:: EXERCISE DETAILS ::
Would you reproduce all of the entries below, character for character?

MATERIAL PROVIDED Block Start

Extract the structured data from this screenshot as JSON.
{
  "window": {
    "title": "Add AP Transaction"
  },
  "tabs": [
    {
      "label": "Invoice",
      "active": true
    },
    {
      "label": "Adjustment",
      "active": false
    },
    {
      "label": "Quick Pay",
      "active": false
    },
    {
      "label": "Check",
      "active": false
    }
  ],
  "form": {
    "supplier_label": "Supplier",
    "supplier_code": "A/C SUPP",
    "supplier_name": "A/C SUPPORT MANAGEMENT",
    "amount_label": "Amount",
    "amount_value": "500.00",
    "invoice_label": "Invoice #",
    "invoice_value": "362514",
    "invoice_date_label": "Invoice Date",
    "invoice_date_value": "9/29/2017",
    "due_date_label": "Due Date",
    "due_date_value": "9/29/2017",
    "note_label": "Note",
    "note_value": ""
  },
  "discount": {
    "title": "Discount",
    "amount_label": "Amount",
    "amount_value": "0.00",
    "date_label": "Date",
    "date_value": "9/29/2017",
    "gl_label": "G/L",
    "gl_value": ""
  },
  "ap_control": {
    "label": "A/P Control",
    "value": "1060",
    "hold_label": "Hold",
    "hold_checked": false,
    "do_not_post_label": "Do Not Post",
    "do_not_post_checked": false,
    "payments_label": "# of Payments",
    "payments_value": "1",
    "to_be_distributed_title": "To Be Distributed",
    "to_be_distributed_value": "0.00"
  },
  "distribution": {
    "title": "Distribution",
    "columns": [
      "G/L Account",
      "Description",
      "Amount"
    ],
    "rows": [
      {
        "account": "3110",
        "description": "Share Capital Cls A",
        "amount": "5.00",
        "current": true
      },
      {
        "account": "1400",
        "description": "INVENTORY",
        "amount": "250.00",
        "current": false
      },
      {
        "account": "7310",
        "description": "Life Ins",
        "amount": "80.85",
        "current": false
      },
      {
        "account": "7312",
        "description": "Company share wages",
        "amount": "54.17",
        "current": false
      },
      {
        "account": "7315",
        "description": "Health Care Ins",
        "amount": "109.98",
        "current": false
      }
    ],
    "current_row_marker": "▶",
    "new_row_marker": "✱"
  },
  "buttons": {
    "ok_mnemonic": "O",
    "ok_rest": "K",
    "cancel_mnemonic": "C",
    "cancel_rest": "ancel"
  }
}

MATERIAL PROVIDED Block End

:: TASK OUTPUT ::
Extract the structured data from this screenshot as JSON.
{
  "window": {
    "title": "Add AP Transaction"
  },
  "tabs": [
    {
      "label": "Invoice",
      "active": true
    },
    {
      "label": "Adjustment",
      "active": false
    },
    {
      "label": "Quick Pay",
      "active": false
    },
    {
      "label": "Check",
      "active": false
    }
  ],
  "form": {
    "supplier_label": "Supplier",
    "supplier_code": "A/C SUPP",
    "supplier_name": "A/C SUPPORT MANAGEMENT",
    "amount_label": "Amount",
    "amount_value": "500.00",
    "invoice_label": "Invoice #",
    "invoice_value": "362514",
    "invoice_date_label": "Invoice Date",
    "invoice_date_value": "9/29/2017",
    "due_date_label": "Due Date",
    "due_date_value": "9/29/2017",
    "note_label": "Note",
    "note_value": ""
  },
  "discount": {
    "title": "Discount",
    "amount_label": "Amount",
    "amount_value": "0.00",
    "date_label": "Date",
    "date_value": "9/29/2017",
    "gl_label": "G/L",
    "gl_value": ""
  },
  "ap_control": {
    "label": "A/P Control",
    "value": "1060",
    "hold_label": "Hold",
    "hold_checked": false,
    "do_not_post_label": "Do Not Post",
    "do_not_post_checked": false,
    "payments_label": "# of Payments",
    "payments_value": "1",
    "to_be_distributed_title": "To Be Distributed",
    "to_be_distributed_value": "0.00"
  },
  "distribution": {
    "title": "Distribution",
    "columns": [
      "G/L Account",
      "Description",
      "Amount"
    ],
    "rows": [
      {
        "account": "3110",
        "description": "Share Capital Cls A",
        "amount": "5.00",
        "current": true
      },
      {
        "account": "1400",
        "description": "INVENTORY",
        "amount": "250.00",
        "current": false
      },
      {
        "account": "7310",
        "description": "Life Ins",
        "amount": "80.85",
        "current": false
      },
      {
        "account": "7312",
        "description": "Company share wages",
        "amount": "54.17",
        "current": false
      },
      {
        "account": "7315",
        "description": "Health Care Ins",
        "amount": "109.98",
        "current": false
      }
    ],
    "current_row_marker": "▶",
    "new_row_marker": "✱"
  },
  "buttons": {
    "ok_mnemonic": "O",
    "ok_rest": "K",
    "cancel_mnemonic": "C",
    "cancel_rest": "ancel"
  }
}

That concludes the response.